What you have to do: With the pictures removed, retype the lines from the one holding "Decode this image" through the end of the records, exactly as written.

Recorded data: Begin

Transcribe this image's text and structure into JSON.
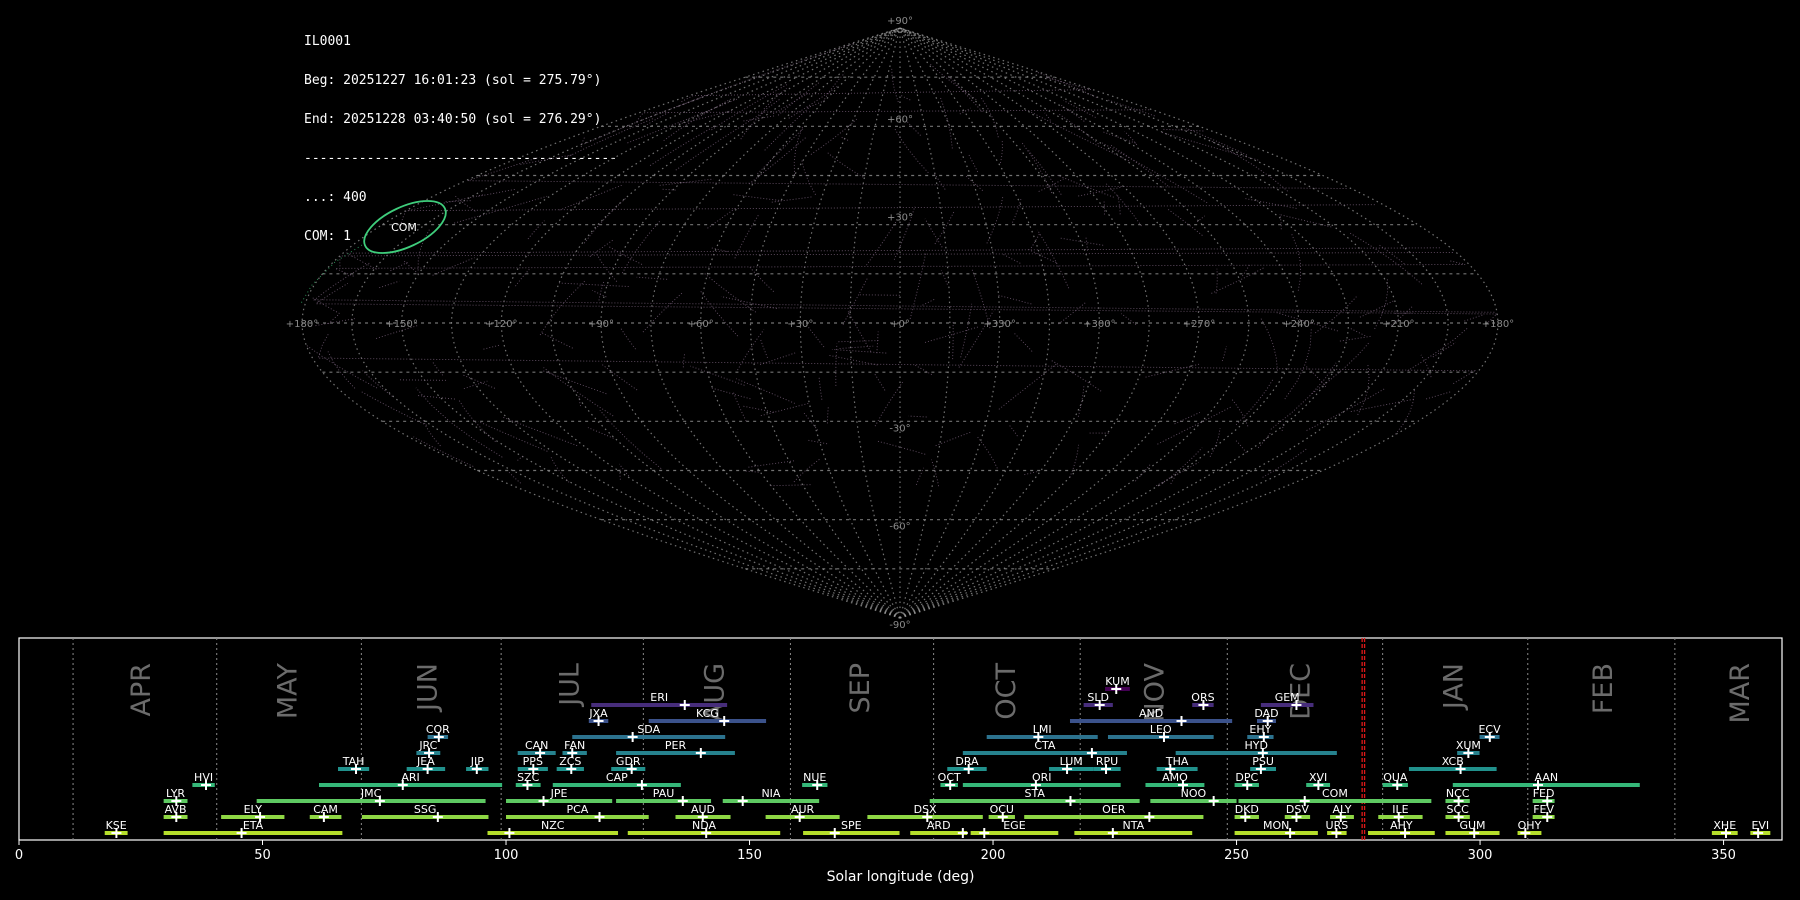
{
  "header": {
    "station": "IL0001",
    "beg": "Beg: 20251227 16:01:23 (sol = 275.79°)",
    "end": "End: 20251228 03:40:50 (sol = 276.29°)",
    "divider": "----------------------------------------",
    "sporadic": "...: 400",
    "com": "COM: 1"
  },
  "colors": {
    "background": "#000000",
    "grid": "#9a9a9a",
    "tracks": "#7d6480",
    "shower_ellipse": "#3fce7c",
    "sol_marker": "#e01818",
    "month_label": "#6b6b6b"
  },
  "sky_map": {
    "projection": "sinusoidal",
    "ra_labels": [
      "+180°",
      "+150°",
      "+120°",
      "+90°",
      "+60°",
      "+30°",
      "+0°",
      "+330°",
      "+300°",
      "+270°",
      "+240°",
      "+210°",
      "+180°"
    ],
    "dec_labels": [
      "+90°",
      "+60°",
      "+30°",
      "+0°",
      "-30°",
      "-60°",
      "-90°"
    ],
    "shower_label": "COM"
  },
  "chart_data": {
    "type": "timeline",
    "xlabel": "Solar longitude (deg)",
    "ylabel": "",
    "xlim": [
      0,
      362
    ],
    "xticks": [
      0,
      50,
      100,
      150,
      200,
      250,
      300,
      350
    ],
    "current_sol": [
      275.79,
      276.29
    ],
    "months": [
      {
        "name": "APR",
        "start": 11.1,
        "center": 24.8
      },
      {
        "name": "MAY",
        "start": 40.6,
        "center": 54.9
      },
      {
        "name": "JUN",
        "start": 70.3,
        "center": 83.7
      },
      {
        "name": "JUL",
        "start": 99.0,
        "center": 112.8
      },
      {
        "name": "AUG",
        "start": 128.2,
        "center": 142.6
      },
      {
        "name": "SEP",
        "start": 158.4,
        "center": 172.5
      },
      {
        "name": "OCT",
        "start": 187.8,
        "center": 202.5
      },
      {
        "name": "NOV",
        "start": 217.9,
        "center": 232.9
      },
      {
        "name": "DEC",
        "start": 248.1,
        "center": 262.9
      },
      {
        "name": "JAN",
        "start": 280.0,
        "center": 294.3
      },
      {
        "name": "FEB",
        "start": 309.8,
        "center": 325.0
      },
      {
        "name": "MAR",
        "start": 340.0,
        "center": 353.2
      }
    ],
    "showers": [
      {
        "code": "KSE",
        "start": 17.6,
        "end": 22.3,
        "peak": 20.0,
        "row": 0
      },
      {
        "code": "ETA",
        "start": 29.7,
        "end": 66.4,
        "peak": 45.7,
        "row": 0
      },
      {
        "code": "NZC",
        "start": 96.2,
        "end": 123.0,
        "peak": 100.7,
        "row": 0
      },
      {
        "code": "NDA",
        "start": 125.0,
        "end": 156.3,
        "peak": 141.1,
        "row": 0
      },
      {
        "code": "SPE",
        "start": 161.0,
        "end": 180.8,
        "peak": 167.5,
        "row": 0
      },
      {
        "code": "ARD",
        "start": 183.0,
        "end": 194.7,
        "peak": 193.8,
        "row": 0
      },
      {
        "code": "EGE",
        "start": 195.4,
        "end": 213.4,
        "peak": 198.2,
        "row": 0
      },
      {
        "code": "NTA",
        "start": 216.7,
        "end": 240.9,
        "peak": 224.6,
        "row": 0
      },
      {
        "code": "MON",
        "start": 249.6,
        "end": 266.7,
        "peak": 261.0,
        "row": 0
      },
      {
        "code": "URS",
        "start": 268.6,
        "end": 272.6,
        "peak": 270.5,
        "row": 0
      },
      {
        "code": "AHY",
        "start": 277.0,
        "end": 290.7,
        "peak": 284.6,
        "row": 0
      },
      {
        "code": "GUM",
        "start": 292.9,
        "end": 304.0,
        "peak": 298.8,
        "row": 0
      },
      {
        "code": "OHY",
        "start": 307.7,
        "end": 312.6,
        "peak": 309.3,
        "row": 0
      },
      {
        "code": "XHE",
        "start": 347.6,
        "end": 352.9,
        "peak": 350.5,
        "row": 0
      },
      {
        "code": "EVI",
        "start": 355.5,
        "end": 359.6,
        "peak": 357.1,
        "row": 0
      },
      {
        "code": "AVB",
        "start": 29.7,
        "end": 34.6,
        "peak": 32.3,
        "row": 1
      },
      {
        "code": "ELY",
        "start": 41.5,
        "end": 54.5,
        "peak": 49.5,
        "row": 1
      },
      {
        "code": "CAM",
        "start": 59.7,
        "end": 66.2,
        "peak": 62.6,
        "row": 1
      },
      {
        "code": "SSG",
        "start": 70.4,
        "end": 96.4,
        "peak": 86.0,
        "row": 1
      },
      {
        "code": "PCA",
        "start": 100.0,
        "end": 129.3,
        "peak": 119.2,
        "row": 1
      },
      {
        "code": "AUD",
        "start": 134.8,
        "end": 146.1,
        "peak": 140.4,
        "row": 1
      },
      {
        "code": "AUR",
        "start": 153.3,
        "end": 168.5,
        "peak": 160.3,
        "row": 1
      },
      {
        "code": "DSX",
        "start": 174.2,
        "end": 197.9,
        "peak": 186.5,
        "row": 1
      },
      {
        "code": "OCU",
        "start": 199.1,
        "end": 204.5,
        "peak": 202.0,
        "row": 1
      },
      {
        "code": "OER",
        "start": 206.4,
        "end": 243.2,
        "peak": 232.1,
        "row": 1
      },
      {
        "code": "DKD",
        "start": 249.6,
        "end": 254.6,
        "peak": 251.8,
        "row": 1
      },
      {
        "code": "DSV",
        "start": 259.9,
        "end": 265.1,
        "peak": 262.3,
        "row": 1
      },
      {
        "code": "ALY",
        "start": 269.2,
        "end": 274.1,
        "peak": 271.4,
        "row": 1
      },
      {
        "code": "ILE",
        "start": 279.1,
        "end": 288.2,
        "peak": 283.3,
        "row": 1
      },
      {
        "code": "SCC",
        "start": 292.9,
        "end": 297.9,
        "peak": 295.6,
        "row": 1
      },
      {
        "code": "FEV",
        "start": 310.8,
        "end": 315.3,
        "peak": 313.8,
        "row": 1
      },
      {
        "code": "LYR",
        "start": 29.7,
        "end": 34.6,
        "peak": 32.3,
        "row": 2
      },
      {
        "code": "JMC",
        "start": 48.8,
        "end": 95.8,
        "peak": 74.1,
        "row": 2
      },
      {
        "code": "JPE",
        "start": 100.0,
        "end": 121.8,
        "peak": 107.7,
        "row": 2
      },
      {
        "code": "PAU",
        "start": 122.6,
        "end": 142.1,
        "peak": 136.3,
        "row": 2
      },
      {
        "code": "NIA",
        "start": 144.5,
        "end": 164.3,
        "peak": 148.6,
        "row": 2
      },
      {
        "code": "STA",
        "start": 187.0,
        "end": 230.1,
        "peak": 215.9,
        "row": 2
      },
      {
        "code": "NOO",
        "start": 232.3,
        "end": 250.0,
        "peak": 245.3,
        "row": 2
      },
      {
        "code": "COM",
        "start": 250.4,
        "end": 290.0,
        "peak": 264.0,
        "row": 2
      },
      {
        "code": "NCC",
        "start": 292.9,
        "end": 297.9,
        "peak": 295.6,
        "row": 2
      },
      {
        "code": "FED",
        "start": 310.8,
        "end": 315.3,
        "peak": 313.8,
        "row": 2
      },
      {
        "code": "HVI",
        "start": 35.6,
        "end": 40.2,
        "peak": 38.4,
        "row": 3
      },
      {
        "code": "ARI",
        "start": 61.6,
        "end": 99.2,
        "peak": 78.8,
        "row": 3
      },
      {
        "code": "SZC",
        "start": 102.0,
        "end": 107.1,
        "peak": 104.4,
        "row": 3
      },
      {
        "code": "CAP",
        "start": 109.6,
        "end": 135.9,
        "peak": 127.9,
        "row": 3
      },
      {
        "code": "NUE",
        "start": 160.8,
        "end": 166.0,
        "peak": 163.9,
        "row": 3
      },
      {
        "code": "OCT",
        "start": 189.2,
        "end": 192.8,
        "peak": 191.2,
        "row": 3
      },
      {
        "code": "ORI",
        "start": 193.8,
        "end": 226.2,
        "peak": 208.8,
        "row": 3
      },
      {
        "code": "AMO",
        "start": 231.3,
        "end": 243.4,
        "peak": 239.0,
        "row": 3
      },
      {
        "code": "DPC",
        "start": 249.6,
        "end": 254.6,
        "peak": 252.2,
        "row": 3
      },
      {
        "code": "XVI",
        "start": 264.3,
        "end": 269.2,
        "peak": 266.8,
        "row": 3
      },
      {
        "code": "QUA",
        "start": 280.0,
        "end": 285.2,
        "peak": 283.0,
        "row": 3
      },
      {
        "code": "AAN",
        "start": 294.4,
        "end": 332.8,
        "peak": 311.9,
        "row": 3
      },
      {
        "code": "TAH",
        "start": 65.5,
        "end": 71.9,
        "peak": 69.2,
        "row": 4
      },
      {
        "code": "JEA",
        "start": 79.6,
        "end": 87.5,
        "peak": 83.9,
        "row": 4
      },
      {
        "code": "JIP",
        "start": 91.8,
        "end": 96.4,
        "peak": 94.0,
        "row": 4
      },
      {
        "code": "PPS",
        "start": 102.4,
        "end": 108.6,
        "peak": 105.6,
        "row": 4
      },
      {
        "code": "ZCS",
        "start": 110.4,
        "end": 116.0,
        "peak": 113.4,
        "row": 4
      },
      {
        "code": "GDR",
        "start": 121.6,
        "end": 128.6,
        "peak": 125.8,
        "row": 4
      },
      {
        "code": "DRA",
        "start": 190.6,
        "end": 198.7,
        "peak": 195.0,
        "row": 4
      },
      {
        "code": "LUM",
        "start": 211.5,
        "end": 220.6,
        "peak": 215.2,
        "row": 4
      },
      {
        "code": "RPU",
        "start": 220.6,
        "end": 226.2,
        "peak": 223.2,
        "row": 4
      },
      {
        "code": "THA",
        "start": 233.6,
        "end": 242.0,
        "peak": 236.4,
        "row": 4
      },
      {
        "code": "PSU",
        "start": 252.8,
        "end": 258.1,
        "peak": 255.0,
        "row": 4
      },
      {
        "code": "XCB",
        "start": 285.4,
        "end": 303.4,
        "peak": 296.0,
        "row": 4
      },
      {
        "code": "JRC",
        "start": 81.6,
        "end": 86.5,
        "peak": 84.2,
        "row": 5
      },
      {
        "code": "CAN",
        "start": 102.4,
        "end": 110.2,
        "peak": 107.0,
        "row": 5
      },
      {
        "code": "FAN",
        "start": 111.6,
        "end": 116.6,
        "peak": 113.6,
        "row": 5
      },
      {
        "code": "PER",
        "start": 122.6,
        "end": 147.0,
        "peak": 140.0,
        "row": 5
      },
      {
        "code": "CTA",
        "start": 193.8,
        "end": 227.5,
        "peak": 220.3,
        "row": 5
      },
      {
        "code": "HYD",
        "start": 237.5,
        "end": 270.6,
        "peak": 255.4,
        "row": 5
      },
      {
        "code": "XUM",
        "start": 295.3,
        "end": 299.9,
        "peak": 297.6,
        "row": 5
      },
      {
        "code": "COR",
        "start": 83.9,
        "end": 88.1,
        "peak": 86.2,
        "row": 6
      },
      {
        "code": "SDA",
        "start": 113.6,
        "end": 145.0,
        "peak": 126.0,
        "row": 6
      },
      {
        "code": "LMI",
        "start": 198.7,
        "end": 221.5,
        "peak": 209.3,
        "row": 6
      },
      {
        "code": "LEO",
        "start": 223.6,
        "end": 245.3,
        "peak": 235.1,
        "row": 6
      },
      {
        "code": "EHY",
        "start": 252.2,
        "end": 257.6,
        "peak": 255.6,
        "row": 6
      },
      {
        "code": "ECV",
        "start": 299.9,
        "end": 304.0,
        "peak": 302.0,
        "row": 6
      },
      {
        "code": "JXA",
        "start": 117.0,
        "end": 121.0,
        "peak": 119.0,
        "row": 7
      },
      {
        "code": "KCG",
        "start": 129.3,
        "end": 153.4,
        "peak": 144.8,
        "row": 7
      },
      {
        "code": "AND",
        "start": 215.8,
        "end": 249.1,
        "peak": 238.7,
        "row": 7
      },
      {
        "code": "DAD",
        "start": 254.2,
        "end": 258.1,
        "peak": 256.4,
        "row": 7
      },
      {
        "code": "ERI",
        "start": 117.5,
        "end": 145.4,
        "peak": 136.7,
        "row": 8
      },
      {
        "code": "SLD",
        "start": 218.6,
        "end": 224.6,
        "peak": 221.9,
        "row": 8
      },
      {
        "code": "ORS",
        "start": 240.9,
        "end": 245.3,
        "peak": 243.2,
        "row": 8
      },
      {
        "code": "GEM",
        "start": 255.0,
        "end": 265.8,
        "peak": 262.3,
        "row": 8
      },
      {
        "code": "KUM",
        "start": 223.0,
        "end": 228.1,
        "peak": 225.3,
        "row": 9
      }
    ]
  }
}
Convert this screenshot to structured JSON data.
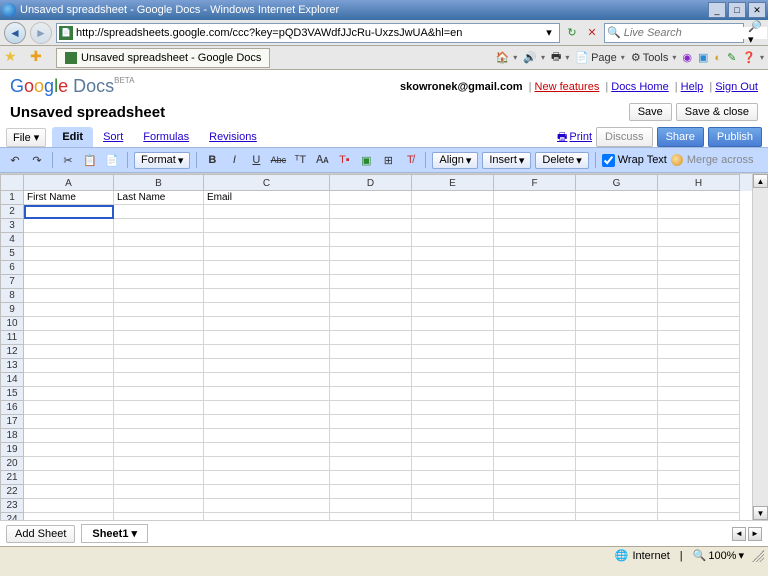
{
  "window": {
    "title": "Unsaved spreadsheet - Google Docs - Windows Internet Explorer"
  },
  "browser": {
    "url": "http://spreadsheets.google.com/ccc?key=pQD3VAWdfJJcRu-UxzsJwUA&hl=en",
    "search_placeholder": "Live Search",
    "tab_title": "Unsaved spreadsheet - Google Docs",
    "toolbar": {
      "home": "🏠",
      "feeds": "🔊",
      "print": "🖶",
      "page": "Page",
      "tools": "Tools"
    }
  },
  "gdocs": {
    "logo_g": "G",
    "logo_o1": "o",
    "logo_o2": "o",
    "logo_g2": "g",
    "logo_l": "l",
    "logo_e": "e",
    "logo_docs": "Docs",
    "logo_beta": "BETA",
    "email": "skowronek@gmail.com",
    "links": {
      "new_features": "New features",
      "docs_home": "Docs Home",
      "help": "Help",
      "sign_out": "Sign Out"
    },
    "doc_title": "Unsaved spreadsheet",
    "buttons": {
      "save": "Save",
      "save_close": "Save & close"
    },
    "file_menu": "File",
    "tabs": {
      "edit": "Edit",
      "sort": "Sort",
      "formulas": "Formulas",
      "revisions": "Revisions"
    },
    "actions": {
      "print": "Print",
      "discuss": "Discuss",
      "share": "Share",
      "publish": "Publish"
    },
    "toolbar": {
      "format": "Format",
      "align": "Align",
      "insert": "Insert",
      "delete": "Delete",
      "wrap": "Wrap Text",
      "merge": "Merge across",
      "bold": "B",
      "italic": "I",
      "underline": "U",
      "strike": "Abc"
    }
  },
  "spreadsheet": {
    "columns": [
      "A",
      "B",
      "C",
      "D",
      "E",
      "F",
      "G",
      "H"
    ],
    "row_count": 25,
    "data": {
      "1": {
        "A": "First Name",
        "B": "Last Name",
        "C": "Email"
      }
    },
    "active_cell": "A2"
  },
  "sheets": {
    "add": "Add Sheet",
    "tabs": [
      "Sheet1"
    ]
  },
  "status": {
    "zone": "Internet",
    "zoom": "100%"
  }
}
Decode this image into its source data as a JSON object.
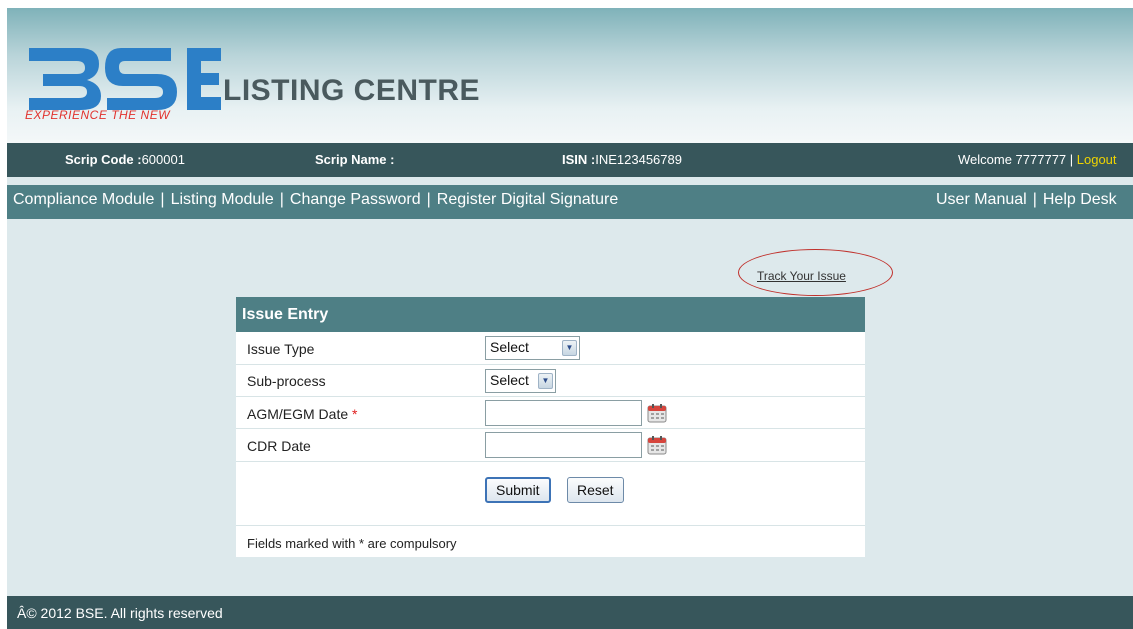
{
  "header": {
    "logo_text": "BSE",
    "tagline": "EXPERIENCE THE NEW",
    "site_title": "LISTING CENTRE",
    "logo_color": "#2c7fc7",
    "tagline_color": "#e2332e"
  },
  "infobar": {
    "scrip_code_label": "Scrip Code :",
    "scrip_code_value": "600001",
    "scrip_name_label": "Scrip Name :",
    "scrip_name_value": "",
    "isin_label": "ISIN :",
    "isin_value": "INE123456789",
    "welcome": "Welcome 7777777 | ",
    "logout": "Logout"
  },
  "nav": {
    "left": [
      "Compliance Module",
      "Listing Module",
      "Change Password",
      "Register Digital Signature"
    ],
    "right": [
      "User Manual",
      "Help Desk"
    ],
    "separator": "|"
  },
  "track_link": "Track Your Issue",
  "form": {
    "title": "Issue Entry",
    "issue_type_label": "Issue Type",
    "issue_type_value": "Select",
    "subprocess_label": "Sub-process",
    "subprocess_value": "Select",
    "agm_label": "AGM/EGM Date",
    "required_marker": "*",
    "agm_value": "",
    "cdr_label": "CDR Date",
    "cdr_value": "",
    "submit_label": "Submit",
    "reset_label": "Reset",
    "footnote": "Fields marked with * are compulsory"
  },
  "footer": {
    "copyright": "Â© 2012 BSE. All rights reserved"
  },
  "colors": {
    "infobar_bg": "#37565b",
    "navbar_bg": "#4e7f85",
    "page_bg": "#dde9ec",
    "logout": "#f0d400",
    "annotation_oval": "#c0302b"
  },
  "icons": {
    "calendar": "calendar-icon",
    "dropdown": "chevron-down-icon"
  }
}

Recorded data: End

Solution to the problem:
Decode this image into its source data as a JSON object.
{
  "header": {
    "logo_text": "BSE",
    "tagline": "EXPERIENCE THE NEW",
    "site_title": "LISTING CENTRE",
    "logo_color": "#2c7fc7",
    "tagline_color": "#e2332e"
  },
  "infobar": {
    "scrip_code_label": "Scrip Code :",
    "scrip_code_value": "600001",
    "scrip_name_label": "Scrip Name :",
    "scrip_name_value": "",
    "isin_label": "ISIN :",
    "isin_value": "INE123456789",
    "welcome": "Welcome 7777777 | ",
    "logout": "Logout"
  },
  "nav": {
    "left": [
      "Compliance Module",
      "Listing Module",
      "Change Password",
      "Register Digital Signature"
    ],
    "right": [
      "User Manual",
      "Help Desk"
    ],
    "separator": "|"
  },
  "track_link": "Track Your Issue",
  "form": {
    "title": "Issue Entry",
    "issue_type_label": "Issue Type",
    "issue_type_value": "Select",
    "subprocess_label": "Sub-process",
    "subprocess_value": "Select",
    "agm_label": "AGM/EGM Date",
    "required_marker": "*",
    "agm_value": "",
    "cdr_label": "CDR Date",
    "cdr_value": "",
    "submit_label": "Submit",
    "reset_label": "Reset",
    "footnote": "Fields marked with * are compulsory"
  },
  "footer": {
    "copyright": "Â© 2012 BSE. All rights reserved"
  },
  "colors": {
    "infobar_bg": "#37565b",
    "navbar_bg": "#4e7f85",
    "page_bg": "#dde9ec",
    "logout": "#f0d400",
    "annotation_oval": "#c0302b"
  },
  "icons": {
    "calendar": "calendar-icon",
    "dropdown": "chevron-down-icon"
  }
}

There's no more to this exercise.